■ WHAT TO WORK ON ■
When you give the entries again, keep every word as it stands and drop the pictures.
=== Begin Enclosure ===
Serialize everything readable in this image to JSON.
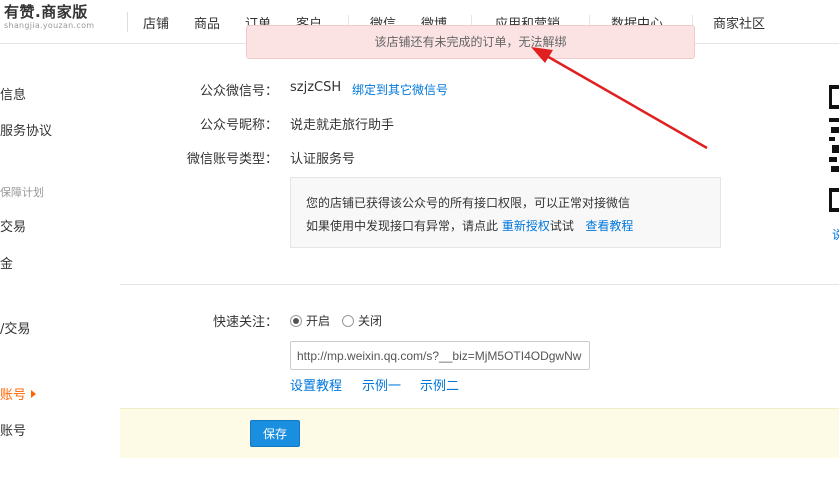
{
  "header": {
    "logo_title": "有赞.商家版",
    "logo_domain": "shangjia.youzan.com",
    "nav": [
      "店铺",
      "商品",
      "订单",
      "客户",
      "微信",
      "微博",
      "应用和营销",
      "数据中心",
      "商家社区"
    ]
  },
  "toast": {
    "message": "该店铺还有未完成的订单，无法解绑"
  },
  "sidebar": {
    "items": [
      {
        "label": "信息"
      },
      {
        "label": "服务协议"
      },
      {
        "label": "保障计划",
        "group": true
      },
      {
        "label": "交易"
      },
      {
        "label": "金"
      },
      {
        "label": "/交易"
      },
      {
        "label": "账号",
        "active": true
      },
      {
        "label": "账号"
      }
    ]
  },
  "form": {
    "public_account_label": "公众微信号：",
    "public_account_value": "szjzCSH",
    "rebind_link": "绑定到其它微信号",
    "nickname_label": "公众号昵称：",
    "nickname_value": "说走就走旅行助手",
    "type_label": "微信账号类型：",
    "type_value": "认证服务号",
    "notice_line1": "您的店铺已获得该公众号的所有接口权限，可以正常对接微信",
    "notice_line2_prefix": "如果使用中发现接口有异常，请点此",
    "reauth_link": "重新授权",
    "notice_line2_suffix": "试试",
    "tutorial_link": "查看教程",
    "quick_follow_label": "快速关注：",
    "radio_on": "开启",
    "radio_off": "关闭",
    "radio_selected": "开启",
    "url_value": "http://mp.weixin.qq.com/s?__biz=MjM5OTI4ODgwNw",
    "setup_tutorial": "设置教程",
    "example1": "示例一",
    "example2": "示例二",
    "save_label": "保存"
  },
  "qr_caption": "说",
  "colors": {
    "link": "#0077dd",
    "active": "#ff6600",
    "toast_bg": "#fbe3e4",
    "arrow": "#e02020",
    "save": "#1a8fe0"
  }
}
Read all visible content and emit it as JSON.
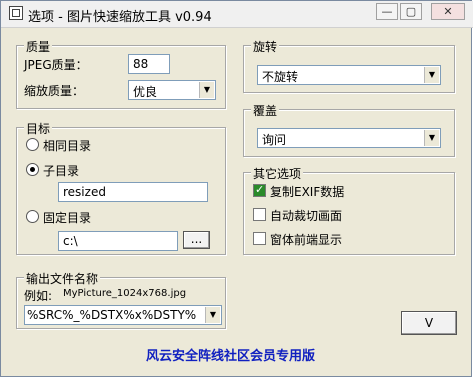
{
  "window": {
    "title": "选项 - 图片快速缩放工具 v0.94",
    "minimize_glyph": "—",
    "restore_glyph": "▢",
    "close_glyph": "✕"
  },
  "quality": {
    "group_title": "质量",
    "jpeg_label": "JPEG质量：",
    "jpeg_value": "88",
    "scale_label": "缩放质量：",
    "scale_value": "优良"
  },
  "target": {
    "group_title": "目标",
    "same_dir_label": "相同目录",
    "sub_dir_label": "子目录",
    "sub_dir_value": "resized",
    "fixed_dir_label": "固定目录",
    "fixed_dir_value": "c:\\",
    "browse_label": "..."
  },
  "output": {
    "group_title": "输出文件名称",
    "example_label": "例如:",
    "example_value": "MyPicture_1024x768.jpg",
    "pattern_value": "%SRC%_%DSTX%x%DSTY%"
  },
  "rotate": {
    "group_title": "旋转",
    "value": "不旋转"
  },
  "overwrite": {
    "group_title": "覆盖",
    "value": "询问"
  },
  "other": {
    "group_title": "其它选项",
    "copy_exif_label": "复制EXIF数据",
    "copy_exif_checked": true,
    "auto_crop_label": "自动裁切画面",
    "auto_crop_checked": false,
    "window_front_label": "窗体前端显示",
    "window_front_checked": false
  },
  "ok_button_label": "V",
  "footer_text": "风云安全阵线社区会员专用版",
  "icons": [
    "app-icon",
    "minimize-icon",
    "restore-icon",
    "close-icon",
    "chevron-down-icon"
  ]
}
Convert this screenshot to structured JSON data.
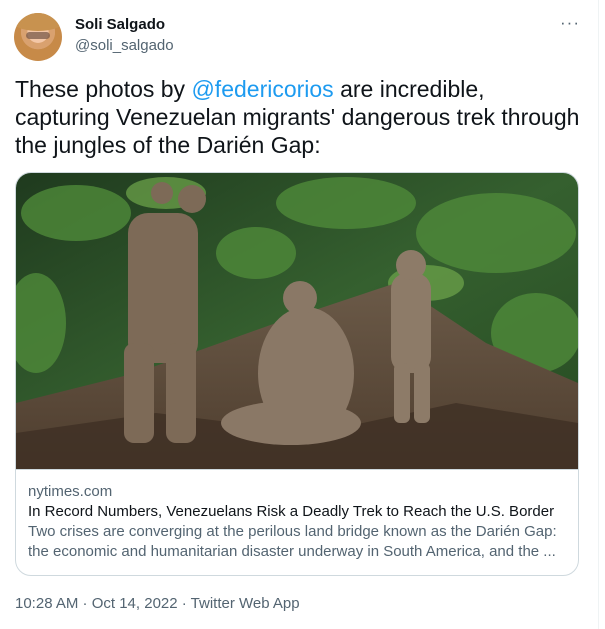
{
  "author": {
    "name": "Soli Salgado",
    "handle": "@soli_salgado"
  },
  "menu": {
    "more_icon": "more-horizontal-icon",
    "label": "···"
  },
  "tweet": {
    "text_before": "These photos by ",
    "mention": "@federicorios",
    "text_after": " are incredible, capturing Venezuelan migrants' dangerous trek through the jungles of the Darién Gap:"
  },
  "link_card": {
    "domain": "nytimes.com",
    "title": "In Record Numbers, Venezuelans Risk a Deadly Trek to Reach the U.S. Border",
    "description": "Two crises are converging at the perilous land bridge known as the Darién Gap: the economic and humanitarian disaster underway in South America, and the ..."
  },
  "meta": {
    "timestamp": "10:28 AM · Oct 14, 2022 · Twitter Web App"
  },
  "colors": {
    "link": "#1d9bf0",
    "secondary_text": "#536471",
    "primary_text": "#0f1419",
    "border": "#cfd9de"
  }
}
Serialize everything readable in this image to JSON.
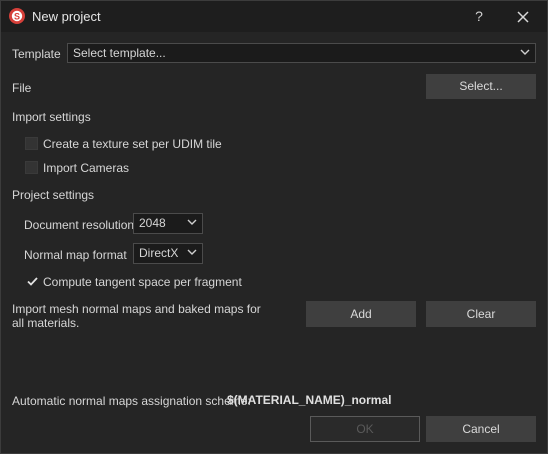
{
  "window": {
    "title": "New project",
    "help_label": "?",
    "icons": {
      "app": "substance-painter-logo-icon",
      "close": "close-icon"
    }
  },
  "template": {
    "label": "Template",
    "value": "Select template..."
  },
  "file": {
    "label": "File",
    "select_button": "Select..."
  },
  "import_settings": {
    "heading": "Import settings",
    "options": [
      {
        "label": "Create a texture set per UDIM tile",
        "checked": false
      },
      {
        "label": "Import Cameras",
        "checked": false
      }
    ]
  },
  "project_settings": {
    "heading": "Project settings",
    "document_resolution": {
      "label": "Document resolution",
      "value": "2048"
    },
    "normal_map_format": {
      "label": "Normal map format",
      "value": "DirectX"
    },
    "compute_tangent": {
      "label": "Compute tangent space per fragment",
      "checked": true
    }
  },
  "import_mesh_maps": {
    "description": "Import mesh normal maps and baked maps for all materials.",
    "add_label": "Add",
    "clear_label": "Clear"
  },
  "assignation": {
    "label": "Automatic normal maps assignation scheme:",
    "value": "$(MATERIAL_NAME)_normal"
  },
  "footer": {
    "ok_label": "OK",
    "cancel_label": "Cancel"
  },
  "colors": {
    "background": "#252525",
    "titlebar": "#1e1e1e",
    "button": "#3f3f3f",
    "accent_red": "#d6403a"
  }
}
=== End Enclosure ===
■ OUTPUT BELOW ■
Serialize everything readable in this image to JSON.
{
  "header": {
    "logo_title": "有赞.商家版",
    "logo_domain": "shangjia.youzan.com",
    "nav": [
      "店铺",
      "商品",
      "订单",
      "客户",
      "微信",
      "微博",
      "应用和营销",
      "数据中心",
      "商家社区"
    ]
  },
  "toast": {
    "message": "该店铺还有未完成的订单，无法解绑"
  },
  "sidebar": {
    "items": [
      {
        "label": "信息"
      },
      {
        "label": "服务协议"
      },
      {
        "label": "保障计划",
        "group": true
      },
      {
        "label": "交易"
      },
      {
        "label": "金"
      },
      {
        "label": "/交易"
      },
      {
        "label": "账号",
        "active": true
      },
      {
        "label": "账号"
      }
    ]
  },
  "form": {
    "public_account_label": "公众微信号：",
    "public_account_value": "szjzCSH",
    "rebind_link": "绑定到其它微信号",
    "nickname_label": "公众号昵称：",
    "nickname_value": "说走就走旅行助手",
    "type_label": "微信账号类型：",
    "type_value": "认证服务号",
    "notice_line1": "您的店铺已获得该公众号的所有接口权限，可以正常对接微信",
    "notice_line2_prefix": "如果使用中发现接口有异常，请点此",
    "reauth_link": "重新授权",
    "notice_line2_suffix": "试试",
    "tutorial_link": "查看教程",
    "quick_follow_label": "快速关注：",
    "radio_on": "开启",
    "radio_off": "关闭",
    "radio_selected": "开启",
    "url_value": "http://mp.weixin.qq.com/s?__biz=MjM5OTI4ODgwNw",
    "setup_tutorial": "设置教程",
    "example1": "示例一",
    "example2": "示例二",
    "save_label": "保存"
  },
  "qr_caption": "说",
  "colors": {
    "link": "#0077dd",
    "active": "#ff6600",
    "toast_bg": "#fbe3e4",
    "arrow": "#e02020",
    "save": "#1a8fe0"
  }
}
Read all visible content and emit it as JSON.
{
  "window": {
    "title": "选项 - 图片快速缩放工具 v0.94",
    "minimize_glyph": "—",
    "restore_glyph": "▢",
    "close_glyph": "✕"
  },
  "quality": {
    "group_title": "质量",
    "jpeg_label": "JPEG质量：",
    "jpeg_value": "88",
    "scale_label": "缩放质量：",
    "scale_value": "优良"
  },
  "target": {
    "group_title": "目标",
    "same_dir_label": "相同目录",
    "sub_dir_label": "子目录",
    "sub_dir_value": "resized",
    "fixed_dir_label": "固定目录",
    "fixed_dir_value": "c:\\",
    "browse_label": "..."
  },
  "output": {
    "group_title": "输出文件名称",
    "example_label": "例如:",
    "example_value": "MyPicture_1024x768.jpg",
    "pattern_value": "%SRC%_%DSTX%x%DSTY%"
  },
  "rotate": {
    "group_title": "旋转",
    "value": "不旋转"
  },
  "overwrite": {
    "group_title": "覆盖",
    "value": "询问"
  },
  "other": {
    "group_title": "其它选项",
    "copy_exif_label": "复制EXIF数据",
    "copy_exif_checked": true,
    "auto_crop_label": "自动裁切画面",
    "auto_crop_checked": false,
    "window_front_label": "窗体前端显示",
    "window_front_checked": false
  },
  "ok_button_label": "V",
  "footer_text": "风云安全阵线社区会员专用版",
  "icons": [
    "app-icon",
    "minimize-icon",
    "restore-icon",
    "close-icon",
    "chevron-down-icon"
  ]
}
Convert this screenshot to structured JSON data.
{
  "author": {
    "name": "Soli Salgado",
    "handle": "@soli_salgado"
  },
  "menu": {
    "more_icon": "more-horizontal-icon",
    "label": "···"
  },
  "tweet": {
    "text_before": "These photos by ",
    "mention": "@federicorios",
    "text_after": " are incredible, capturing Venezuelan migrants' dangerous trek through the jungles of the Darién Gap:"
  },
  "link_card": {
    "domain": "nytimes.com",
    "title": "In Record Numbers, Venezuelans Risk a Deadly Trek to Reach the U.S. Border",
    "description": "Two crises are converging at the perilous land bridge known as the Darién Gap: the economic and humanitarian disaster underway in South America, and the ..."
  },
  "meta": {
    "timestamp": "10:28 AM · Oct 14, 2022 · Twitter Web App"
  },
  "colors": {
    "link": "#1d9bf0",
    "secondary_text": "#536471",
    "primary_text": "#0f1419",
    "border": "#cfd9de"
  }
}
Serialize everything readable in this image to JSON.
{
  "window": {
    "title": "New project",
    "help_label": "?",
    "icons": {
      "app": "substance-painter-logo-icon",
      "close": "close-icon"
    }
  },
  "template": {
    "label": "Template",
    "value": "Select template..."
  },
  "file": {
    "label": "File",
    "select_button": "Select..."
  },
  "import_settings": {
    "heading": "Import settings",
    "options": [
      {
        "label": "Create a texture set per UDIM tile",
        "checked": false
      },
      {
        "label": "Import Cameras",
        "checked": false
      }
    ]
  },
  "project_settings": {
    "heading": "Project settings",
    "document_resolution": {
      "label": "Document resolution",
      "value": "2048"
    },
    "normal_map_format": {
      "label": "Normal map format",
      "value": "DirectX"
    },
    "compute_tangent": {
      "label": "Compute tangent space per fragment",
      "checked": true
    }
  },
  "import_mesh_maps": {
    "description": "Import mesh normal maps and baked maps for all materials.",
    "add_label": "Add",
    "clear_label": "Clear"
  },
  "assignation": {
    "label": "Automatic normal maps assignation scheme:",
    "value": "$(MATERIAL_NAME)_normal"
  },
  "footer": {
    "ok_label": "OK",
    "cancel_label": "Cancel"
  },
  "colors": {
    "background": "#252525",
    "titlebar": "#1e1e1e",
    "button": "#3f3f3f",
    "accent_red": "#d6403a"
  }
}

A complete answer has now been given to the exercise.